* What to work on
For every line in the records that has the word "Chart", make a copy.

* Dataset extract
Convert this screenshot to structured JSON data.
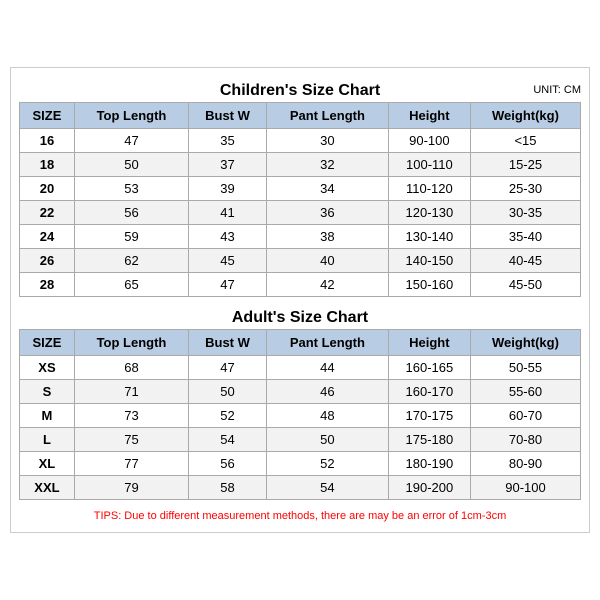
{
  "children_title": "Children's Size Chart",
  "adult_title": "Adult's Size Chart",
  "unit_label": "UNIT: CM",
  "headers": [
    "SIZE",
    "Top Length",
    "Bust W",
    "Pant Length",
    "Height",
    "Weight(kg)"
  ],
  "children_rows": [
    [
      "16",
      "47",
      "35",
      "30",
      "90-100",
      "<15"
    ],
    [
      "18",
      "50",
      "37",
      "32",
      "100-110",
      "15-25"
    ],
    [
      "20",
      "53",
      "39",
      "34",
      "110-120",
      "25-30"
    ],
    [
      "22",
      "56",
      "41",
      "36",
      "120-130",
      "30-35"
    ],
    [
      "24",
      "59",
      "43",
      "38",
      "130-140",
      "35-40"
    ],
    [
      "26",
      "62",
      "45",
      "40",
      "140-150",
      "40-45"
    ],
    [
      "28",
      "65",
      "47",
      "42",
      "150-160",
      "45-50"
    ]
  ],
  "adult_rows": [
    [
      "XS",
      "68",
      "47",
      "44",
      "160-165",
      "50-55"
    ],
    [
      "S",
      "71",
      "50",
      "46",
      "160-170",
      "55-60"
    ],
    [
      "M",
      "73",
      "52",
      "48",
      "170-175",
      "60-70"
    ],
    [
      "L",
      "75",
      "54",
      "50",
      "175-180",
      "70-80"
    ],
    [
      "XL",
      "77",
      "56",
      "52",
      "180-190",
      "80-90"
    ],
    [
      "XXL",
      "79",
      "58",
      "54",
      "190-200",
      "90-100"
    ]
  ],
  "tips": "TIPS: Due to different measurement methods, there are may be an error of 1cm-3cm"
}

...

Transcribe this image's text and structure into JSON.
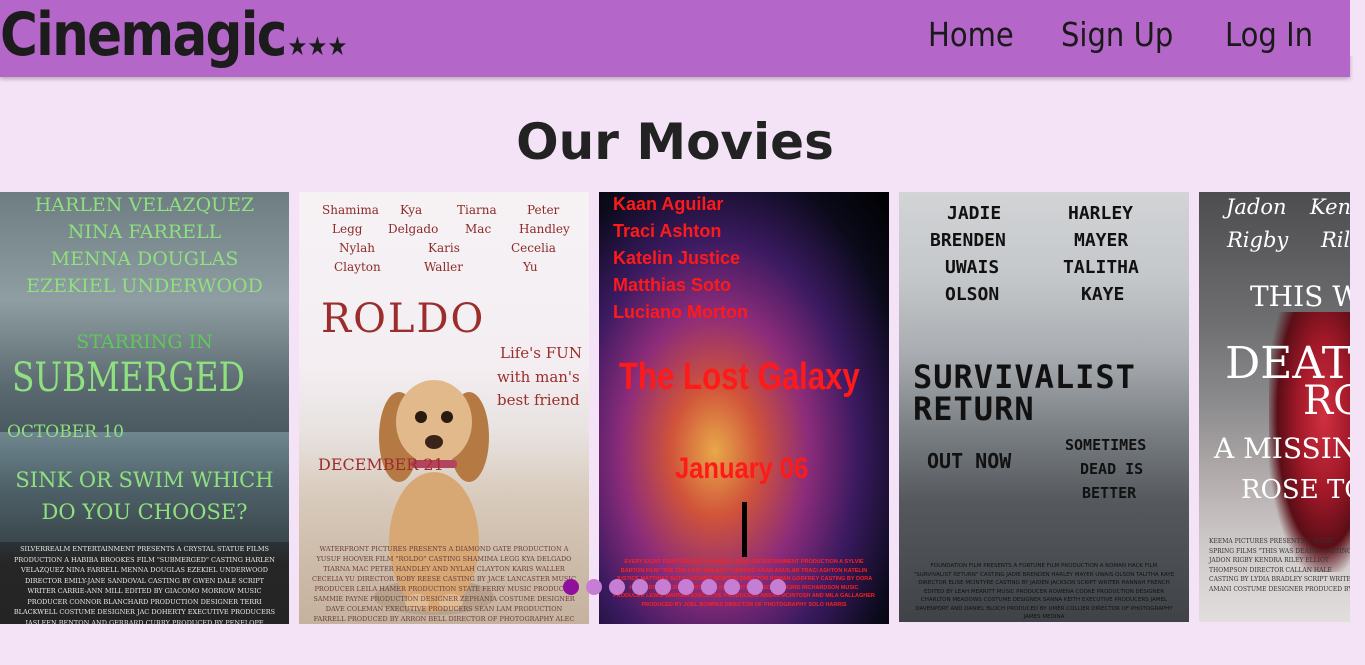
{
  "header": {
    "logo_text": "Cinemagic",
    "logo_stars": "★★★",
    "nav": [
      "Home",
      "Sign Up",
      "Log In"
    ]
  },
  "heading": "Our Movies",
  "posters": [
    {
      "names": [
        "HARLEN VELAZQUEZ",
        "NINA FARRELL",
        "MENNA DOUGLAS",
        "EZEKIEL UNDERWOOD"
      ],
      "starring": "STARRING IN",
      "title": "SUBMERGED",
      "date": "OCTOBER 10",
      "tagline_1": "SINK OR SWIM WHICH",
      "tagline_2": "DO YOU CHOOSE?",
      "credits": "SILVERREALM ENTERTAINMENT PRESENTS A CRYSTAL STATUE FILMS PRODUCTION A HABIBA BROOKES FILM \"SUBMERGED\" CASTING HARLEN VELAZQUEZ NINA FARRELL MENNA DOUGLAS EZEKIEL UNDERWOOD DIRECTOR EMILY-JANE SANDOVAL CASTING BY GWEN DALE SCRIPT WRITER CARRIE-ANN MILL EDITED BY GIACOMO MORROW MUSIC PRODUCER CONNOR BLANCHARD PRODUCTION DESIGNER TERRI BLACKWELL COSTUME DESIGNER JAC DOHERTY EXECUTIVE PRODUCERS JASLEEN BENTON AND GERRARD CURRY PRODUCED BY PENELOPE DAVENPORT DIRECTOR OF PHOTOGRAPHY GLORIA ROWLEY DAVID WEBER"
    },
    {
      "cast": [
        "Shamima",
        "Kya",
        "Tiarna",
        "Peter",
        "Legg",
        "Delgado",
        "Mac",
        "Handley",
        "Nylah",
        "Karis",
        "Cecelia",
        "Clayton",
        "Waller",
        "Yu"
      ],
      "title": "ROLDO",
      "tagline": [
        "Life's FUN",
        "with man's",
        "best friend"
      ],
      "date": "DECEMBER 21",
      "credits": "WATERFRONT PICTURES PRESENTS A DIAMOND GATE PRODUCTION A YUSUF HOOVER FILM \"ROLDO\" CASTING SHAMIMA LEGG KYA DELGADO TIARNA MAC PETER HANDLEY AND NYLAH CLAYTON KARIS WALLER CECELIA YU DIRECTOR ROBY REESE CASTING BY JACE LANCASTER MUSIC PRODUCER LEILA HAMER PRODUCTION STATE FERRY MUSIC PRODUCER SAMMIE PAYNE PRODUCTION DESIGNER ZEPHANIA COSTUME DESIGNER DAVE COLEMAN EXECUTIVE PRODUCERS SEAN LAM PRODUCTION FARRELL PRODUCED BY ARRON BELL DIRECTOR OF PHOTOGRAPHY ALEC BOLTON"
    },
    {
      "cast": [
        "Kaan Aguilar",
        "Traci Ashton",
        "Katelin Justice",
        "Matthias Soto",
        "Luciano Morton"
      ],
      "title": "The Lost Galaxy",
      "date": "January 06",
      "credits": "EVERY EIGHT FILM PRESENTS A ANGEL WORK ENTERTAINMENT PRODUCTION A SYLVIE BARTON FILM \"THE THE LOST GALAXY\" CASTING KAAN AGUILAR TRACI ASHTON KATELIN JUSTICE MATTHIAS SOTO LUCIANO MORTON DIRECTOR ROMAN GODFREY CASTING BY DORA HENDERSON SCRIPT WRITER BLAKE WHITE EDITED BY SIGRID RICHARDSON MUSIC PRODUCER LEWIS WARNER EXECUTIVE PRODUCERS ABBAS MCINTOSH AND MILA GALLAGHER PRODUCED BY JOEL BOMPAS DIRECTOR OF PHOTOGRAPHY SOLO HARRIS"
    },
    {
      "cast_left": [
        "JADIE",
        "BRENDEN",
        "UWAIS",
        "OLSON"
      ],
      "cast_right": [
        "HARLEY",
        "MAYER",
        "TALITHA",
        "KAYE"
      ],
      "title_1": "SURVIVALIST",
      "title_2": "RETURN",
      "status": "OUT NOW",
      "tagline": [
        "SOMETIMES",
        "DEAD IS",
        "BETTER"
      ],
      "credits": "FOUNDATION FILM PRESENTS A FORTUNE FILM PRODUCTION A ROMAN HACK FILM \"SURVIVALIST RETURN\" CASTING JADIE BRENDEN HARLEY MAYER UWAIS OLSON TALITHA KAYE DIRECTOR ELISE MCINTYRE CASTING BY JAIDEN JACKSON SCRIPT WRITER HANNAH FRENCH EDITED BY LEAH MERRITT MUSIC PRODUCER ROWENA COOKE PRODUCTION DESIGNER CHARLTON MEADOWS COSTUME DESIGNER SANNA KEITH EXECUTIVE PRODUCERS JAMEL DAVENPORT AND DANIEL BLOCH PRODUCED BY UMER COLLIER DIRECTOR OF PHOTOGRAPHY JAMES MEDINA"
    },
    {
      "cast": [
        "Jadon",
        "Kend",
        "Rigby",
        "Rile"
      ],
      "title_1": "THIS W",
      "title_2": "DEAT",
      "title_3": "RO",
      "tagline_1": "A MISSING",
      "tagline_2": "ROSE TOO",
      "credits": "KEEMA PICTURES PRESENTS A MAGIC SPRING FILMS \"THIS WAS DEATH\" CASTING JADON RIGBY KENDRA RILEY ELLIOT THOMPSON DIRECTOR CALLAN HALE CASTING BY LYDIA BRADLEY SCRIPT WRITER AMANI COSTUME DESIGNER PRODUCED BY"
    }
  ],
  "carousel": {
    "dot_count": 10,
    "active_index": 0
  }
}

* Task result
  "children_title": "Children's Size Chart",
  "adult_title": "Adult's Size Chart",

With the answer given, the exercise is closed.